The recently enacted Stone Act (AB 848) established new legal standards for how physicians are permitted to be involved in the provision and oversight of specific kinds of care in residential treatment centers that apply and receive certification to provide incidental medical services. The implications of the new law are expected to include less tolerance for noncompliance by law enforcement. In other words, treatment centers that disregard the new requirements – as well as the physicians who work with them – are at significantly greater risk. This includes centers that hire physicians to do more than is permitted by the Stone Act or that hire physicians without obtaining the necessary certification. Hiring of physicians in the outpatient context remains a problem under the new law.
Patient Financial Responsibility
Discounting and waiving copayments is a pervasive issue. The insurance companies consider the routine practice of discounting and waiving deductibles and coinsurance to be a form of fraud and abuse, and are actively searching for centers that engage in the practice in their marketing as a basis to deny payment or demand a return of funds. Addiction treatment professionals should be mindful of the minefield that comes along with allowing patients to avoid financial responsibility.
Several recent cases have called attention to the lack of protection of residents’ rights as a “dark side” of the addiction treatment experience. In particular, incidents at several centers involving allegations of nonconsensual sexual behavior have triggered law enforcement scrutiny, based on concerns that clients were being preyed upon in a period of vulnerability that is inherent in overcoming addiction. Other investigations have related to restrictions on residents that are inconsistent with the legal limits on treatment facilities. Addiction treatment professionals should understand and operate with respect for resident rights.
Sober Living Overcrowding/Misuse
While municipalities and disability rights advocates are doing battle over proposed legislation of sober living homes at the state level, local municipalities are actively looking for ways to use their inherent power to put pressure on existing operators. Examples include growing levels of scrutiny of noncompliance with zoning requirements in sober living. While federal and state law protect the rights of six or fewer people to live together, local authorities in many California cities are engaging in more aggressive policing of the number of beds, provision of services, and, in some cases, even challenging utilization of the so-called “Florida model” of integrating outpatient services with sober living residences. Addiction treatment professionals should be mindful of the permissible scope of activity in sober living and the need for legal relationships with treatment programs.
Government regulators and insurance companies have been waking up to the desperate need for greater regulation of recovery in so many areas, and in particular the extent to which California lags other states in regulations to police industry conduct. The most notable change of 2016 at the State level has been the implementation of Stone Act, AB 848, which requires treatment centers to apply for licensure in order to contract with physicians to assess patients and manage medications. 2017 is expected to bring additional laws to limit addiction treatment marketing activity, as well as so-called “Florida model” structures that bypass licensure by combining unlicensed sober living facilities with outpatient programs.
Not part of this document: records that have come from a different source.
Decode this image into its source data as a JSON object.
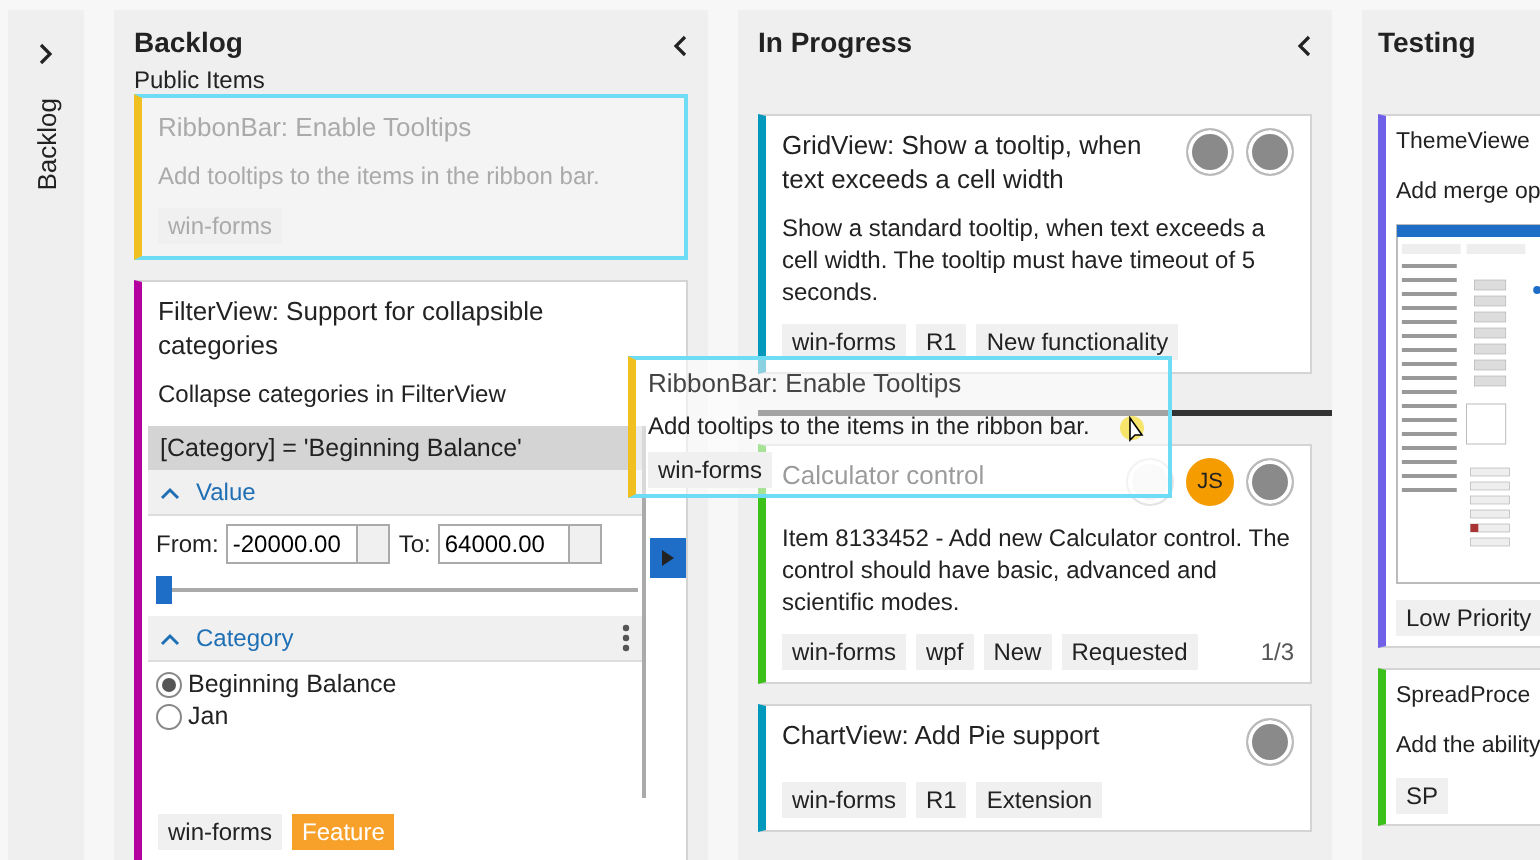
{
  "collapsed_column": {
    "title": "Backlog"
  },
  "columns": [
    {
      "title": "Backlog",
      "subtitle": "Public Items",
      "cards": [
        {
          "kind": "basic",
          "dragging": true,
          "color": "#f0c020",
          "title": "RibbonBar: Enable Tooltips",
          "description": "Add tooltips to the items in the ribbon bar.",
          "tags": [
            {
              "label": "win-forms",
              "color": "#f0f0f0"
            }
          ]
        },
        {
          "kind": "filter",
          "dragging": false,
          "color": "#b4009e",
          "title": "FilterView: Support for collapsible categories",
          "description": "Collapse categories in FilterView",
          "filter": {
            "expression": "[Category] = 'Beginning Balance'",
            "value_section": {
              "label": "Value",
              "expanded": true,
              "from_label": "From:",
              "from": "-20000.00",
              "to_label": "To:",
              "to": "64000.00",
              "level": 0
            },
            "category_section": {
              "label": "Category",
              "expanded": true,
              "options": [
                {
                  "label": "Beginning Balance",
                  "selected": true
                },
                {
                  "label": "Jan",
                  "selected": false
                }
              ]
            }
          },
          "tags": [
            {
              "label": "win-forms",
              "color": "#f0f0f0"
            },
            {
              "label": "Feature",
              "color": "#f7a12a"
            }
          ]
        }
      ]
    },
    {
      "title": "In Progress",
      "cards": [
        {
          "kind": "basic",
          "dragging": false,
          "color": "#0099bc",
          "title": "GridView: Show a tooltip, when text exceeds a cell width",
          "description": "Show a standard tooltip, when text exceeds a cell width. The tooltip must have timeout of 5 seconds.",
          "avatars": [
            {
              "kind": "photo",
              "faded": false
            },
            {
              "kind": "photo",
              "faded": false
            }
          ],
          "tags": [
            {
              "label": "win-forms",
              "color": "#f0f0f0"
            },
            {
              "label": "R1",
              "color": "#f0f0f0"
            },
            {
              "label": "New functionality",
              "color": "#f0f0f0"
            }
          ]
        },
        {
          "kind": "basic",
          "dragging": false,
          "drop_target": true,
          "color": "#3cc01a",
          "title": "Calculator control",
          "description": "Item 8133452 - Add new Calculator control. The control should have basic, advanced and scientific modes.",
          "avatars": [
            {
              "kind": "photo",
              "faded": true
            },
            {
              "kind": "initials",
              "initials": "JS",
              "faded": false
            },
            {
              "kind": "photo",
              "faded": false
            }
          ],
          "tags": [
            {
              "label": "win-forms",
              "color": "#f0f0f0"
            },
            {
              "label": "wpf",
              "color": "#f0f0f0"
            },
            {
              "label": "New",
              "color": "#f0f0f0"
            },
            {
              "label": "Requested",
              "color": "#f0f0f0"
            }
          ],
          "counter": "1/3"
        },
        {
          "kind": "basic",
          "dragging": false,
          "color": "#0099bc",
          "title": "ChartView: Add Pie support",
          "avatars": [
            {
              "kind": "photo",
              "faded": false
            }
          ],
          "tags": [
            {
              "label": "win-forms",
              "color": "#f0f0f0"
            },
            {
              "label": "R1",
              "color": "#f0f0f0"
            },
            {
              "label": "Extension",
              "color": "#f0f0f0"
            }
          ]
        }
      ]
    },
    {
      "title": "Testing",
      "cards": [
        {
          "kind": "screenshot",
          "dragging": false,
          "color": "#7160e8",
          "title": "ThemeViewe",
          "description": "Add merge op",
          "tags": [
            {
              "label": "Low Priority",
              "color": "#f0f0f0"
            }
          ]
        },
        {
          "kind": "basic",
          "dragging": false,
          "color": "#3cc01a",
          "title": "SpreadProce",
          "description": "Add the ability",
          "tags": [
            {
              "label": "SP",
              "color": "#f0f0f0"
            }
          ]
        }
      ]
    }
  ],
  "drag_ghost": {
    "color": "#f0c020",
    "title": "RibbonBar: Enable Tooltips",
    "description": "Add tooltips to the items in the ribbon bar.",
    "tags": [
      {
        "label": "win-forms",
        "color": "#f0f0f0"
      }
    ]
  }
}
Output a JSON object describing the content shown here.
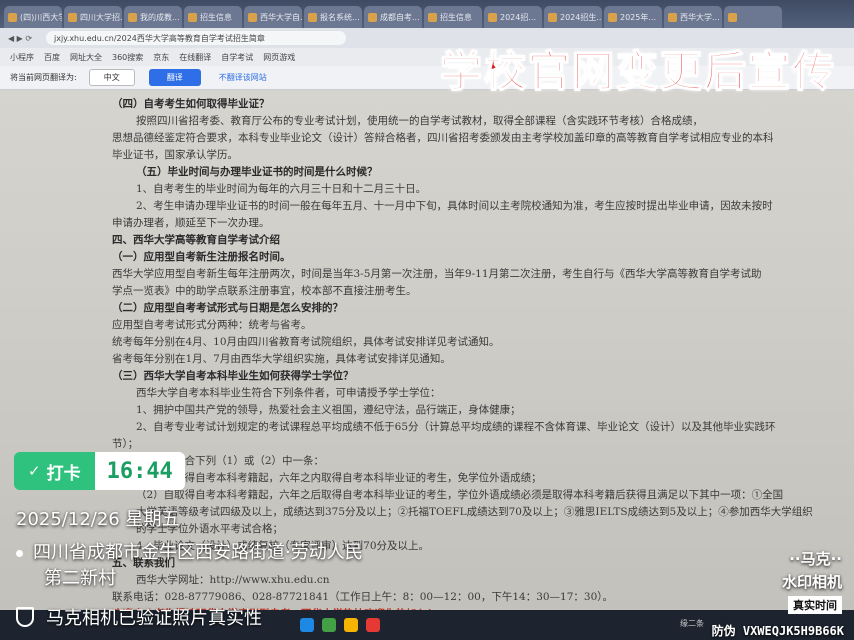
{
  "browser": {
    "tabs": [
      "(四)川西大学",
      "四川大学招...",
      "我的成教...",
      "招生信息",
      "西华大学自...",
      "报名系统...",
      "成都自考...",
      "招生信息",
      "2024招...",
      "2024招生...",
      "2025年...",
      "西华大学...",
      ""
    ],
    "url": "jxjy.xhu.edu.cn/2024西华大学高等教育自学考试招生简章",
    "bookmarks": [
      "小程序",
      "百度",
      "网址大全",
      "360搜索",
      "京东",
      "在线翻译",
      "自学考试",
      "网页游戏"
    ]
  },
  "translate_bar": {
    "label": "将当前网页翻译为:",
    "lang": "中文",
    "button": "翻译",
    "link": "不翻译该网站"
  },
  "overlay": {
    "headline": "学校官网变更后宣传",
    "checkin_label": "打卡",
    "time": "16:44",
    "date": "2025/12/26  星期五",
    "location_line1": "四川省成都市金牛区西安路街道·劳动人民",
    "location_line2": "第二新村",
    "verify": "马克相机已验证照片真实性",
    "watermark_line1": "··马克··",
    "watermark_line2": "水印相机",
    "watermark_badge": "真实时间",
    "anti_fake": "防伪 VXWEQJK5H9B66K"
  },
  "document": {
    "lines": [
      {
        "t": "（四）自考考生如何取得毕业证？",
        "c": "h"
      },
      {
        "t": "按照四川省招考委、教育厅公布的专业考试计划，使用统一的自学考试教材，取得全部课程（含实践环节考核）合格成绩，",
        "c": "ind"
      },
      {
        "t": "思想品德经鉴定符合要求，本科专业毕业论文（设计）答辩合格者，四川省招考委颁发由主考学校加盖印章的高等教育自学考试相应专业的本科",
        "c": ""
      },
      {
        "t": "毕业证书，国家承认学历。",
        "c": ""
      },
      {
        "t": "（五）毕业时间与办理毕业证书的时间是什么时候？",
        "c": "h ind"
      },
      {
        "t": "1、自考考生的毕业时间为每年的六月三十日和十二月三十日。",
        "c": "ind"
      },
      {
        "t": "2、考生申请办理毕业证书的时间一般在每年五月、十一月中下旬，具体时间以主考院校通知为准，考生应按时提出毕业申请，因故未按时",
        "c": "ind"
      },
      {
        "t": "申请办理者，顺延至下一次办理。",
        "c": ""
      },
      {
        "t": "四、西华大学高等教育自学考试介绍",
        "c": "h"
      },
      {
        "t": "（一）应用型自考新生注册报名时间。",
        "c": "h"
      },
      {
        "t": "西华大学应用型自考新生每年注册两次，时间是当年3-5月第一次注册，当年9-11月第二次注册，考生自行与《西华大学高等教育自学考试助",
        "c": ""
      },
      {
        "t": "学点一览表》中的助学点联系注册事宜，校本部不直接注册考生。",
        "c": ""
      },
      {
        "t": "（二）应用型自考考试形式与日期是怎么安排的？",
        "c": "h"
      },
      {
        "t": "应用型自考考试形式分两种：统考与省考。",
        "c": ""
      },
      {
        "t": "统考每年分别在4月、10月由四川省教育考试院组织，具体考试安排详见考试通知。",
        "c": ""
      },
      {
        "t": "省考每年分别在1月、7月由西华大学组织实施，具体考试安排详见通知。",
        "c": ""
      },
      {
        "t": "（三）西华大学自考本科毕业生如何获得学士学位？",
        "c": "h"
      },
      {
        "t": "西华大学自考本科毕业生符合下列条件者，可申请授予学士学位：",
        "c": "ind"
      },
      {
        "t": "1、拥护中国共产党的领导，热爱社会主义祖国，遵纪守法，品行端正，身体健康；",
        "c": "ind"
      },
      {
        "t": "2、自考专业考试计划规定的考试课程总平均成绩不低于65分（计算总平均成绩的课程不含体育课、毕业论文（设计）以及其他毕业实践环",
        "c": "ind"
      },
      {
        "t": "节）；",
        "c": ""
      },
      {
        "t": "3、必须符合下列（1）或（2）中一条：",
        "c": "ind"
      },
      {
        "t": "（1）自取得自考本科考籍起，六年之内取得自考本科毕业证的考生，免学位外语成绩；",
        "c": "ind"
      },
      {
        "t": "（2）自取得自考本科考籍起，六年之后取得自考本科毕业证的考生，学位外语成绩必须是取得本科考籍后获得且满足以下其中一项：①全国",
        "c": "ind"
      },
      {
        "t": "大学英语等级考试四级及以上，成绩达到375分及以上；②托福TOEFL成绩达到70及以上；③雅思IELTS成绩达到5及以上；④参加西华大学组织",
        "c": "ind"
      },
      {
        "t": "的学士学位外语水平考试合格；",
        "c": "ind"
      },
      {
        "t": "4、毕业论文（设计）成绩复核（专家评审）达到70分及以上。",
        "c": "ind"
      },
      {
        "t": "五、联系我们",
        "c": "h"
      },
      {
        "t": "西华大学网址：http://www.xhu.edu.cn",
        "c": "ind"
      },
      {
        "t": "联系电话：028-87779086、028-87721841（工作日上午：8：00—12：00，下午14：30—17：30）。",
        "c": ""
      },
      {
        "t": "欢迎广大考生报读西华大学应用型自考，西华大学热忱欢迎你的加入！",
        "c": "red"
      }
    ]
  },
  "taskbar": {
    "tray": "缘二条"
  }
}
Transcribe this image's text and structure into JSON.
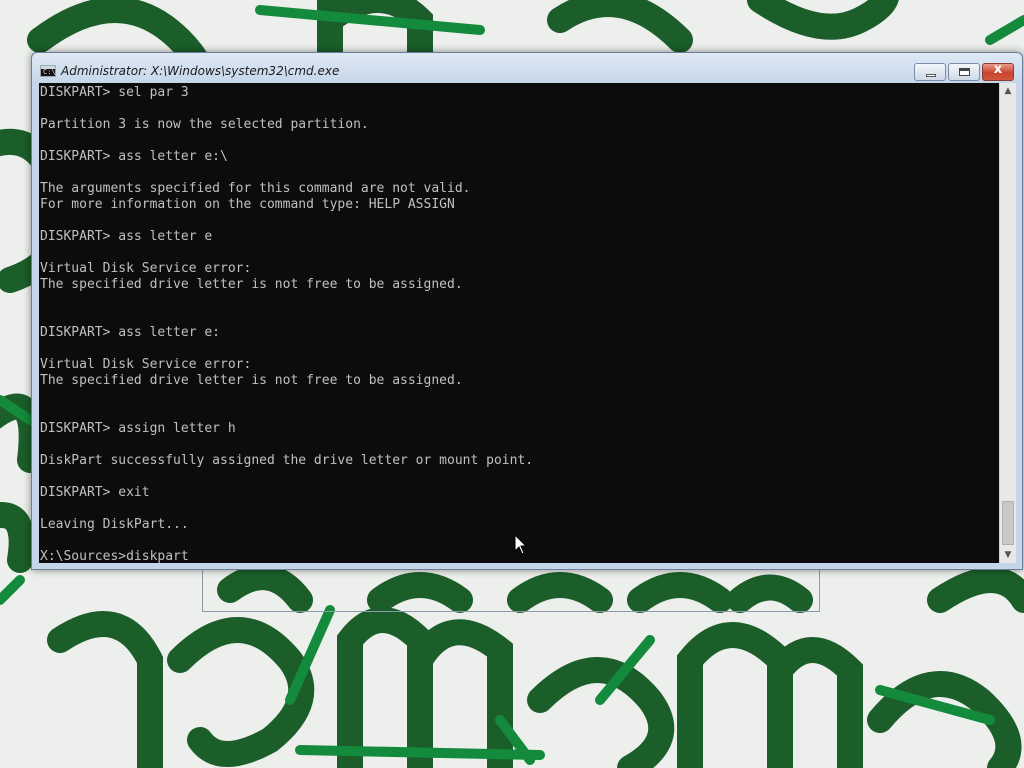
{
  "window": {
    "title": "Administrator: X:\\Windows\\system32\\cmd.exe",
    "icon": "cmd-app-icon",
    "controls": {
      "minimize_icon": "minimize-icon",
      "maximize_icon": "maximize-icon",
      "close_icon": "close-icon",
      "close_glyph": "x"
    }
  },
  "console": {
    "lines": [
      "DISKPART> sel par 3",
      "",
      "Partition 3 is now the selected partition.",
      "",
      "DISKPART> ass letter e:\\",
      "",
      "The arguments specified for this command are not valid.",
      "For more information on the command type: HELP ASSIGN",
      "",
      "DISKPART> ass letter e",
      "",
      "Virtual Disk Service error:",
      "The specified drive letter is not free to be assigned.",
      "",
      "",
      "DISKPART> ass letter e:",
      "",
      "Virtual Disk Service error:",
      "The specified drive letter is not free to be assigned.",
      "",
      "",
      "DISKPART> assign letter h",
      "",
      "DiskPart successfully assigned the drive letter or mount point.",
      "",
      "DISKPART> exit",
      "",
      "Leaving DiskPart...",
      "",
      "X:\\Sources>diskpart"
    ],
    "text_color": "#c0c0c0",
    "background_color": "#0c0c0c"
  },
  "scrollbar": {
    "up_icon": "scroll-up-arrow-icon",
    "down_icon": "scroll-down-arrow-icon"
  },
  "desktop": {
    "wallpaper_colors": [
      "#ecefec",
      "#1b5e2a",
      "#138a3c"
    ]
  }
}
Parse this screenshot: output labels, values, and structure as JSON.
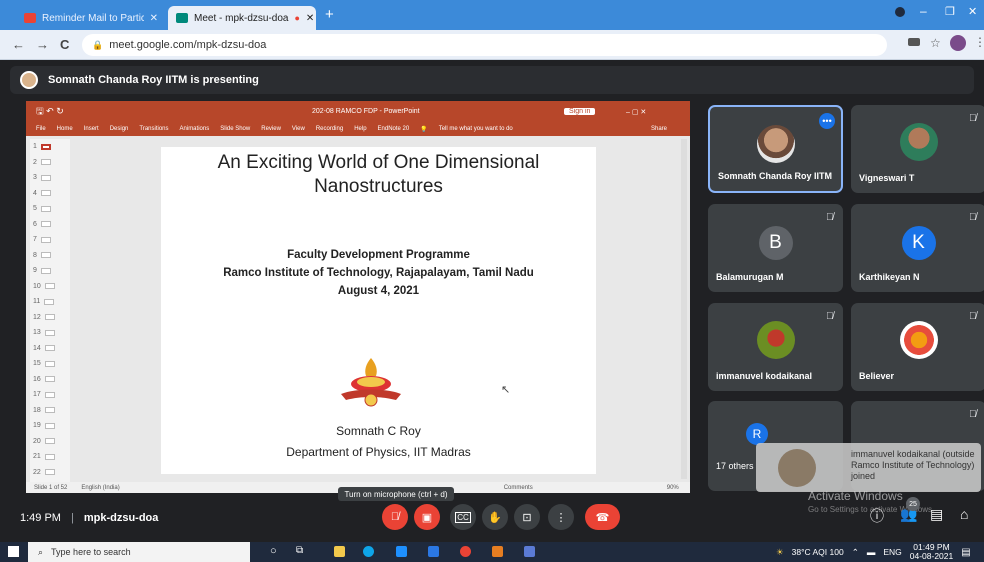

Operators need to make a point of familiarizing themselves with new legal requirements and paying attention to what’s coming soon.
Harry Nelson is the managing partner of Nelson Hardiman, a firm that works with behavioral care providers and founding board member of the American Addiction Treatment Association (AATA). AATA is a national trade association that provides online resources and training events, for licensing and certification, operations, reimbursement, clinical standards, patient privacy, quality assurance, and risk management.
Source: Recovery View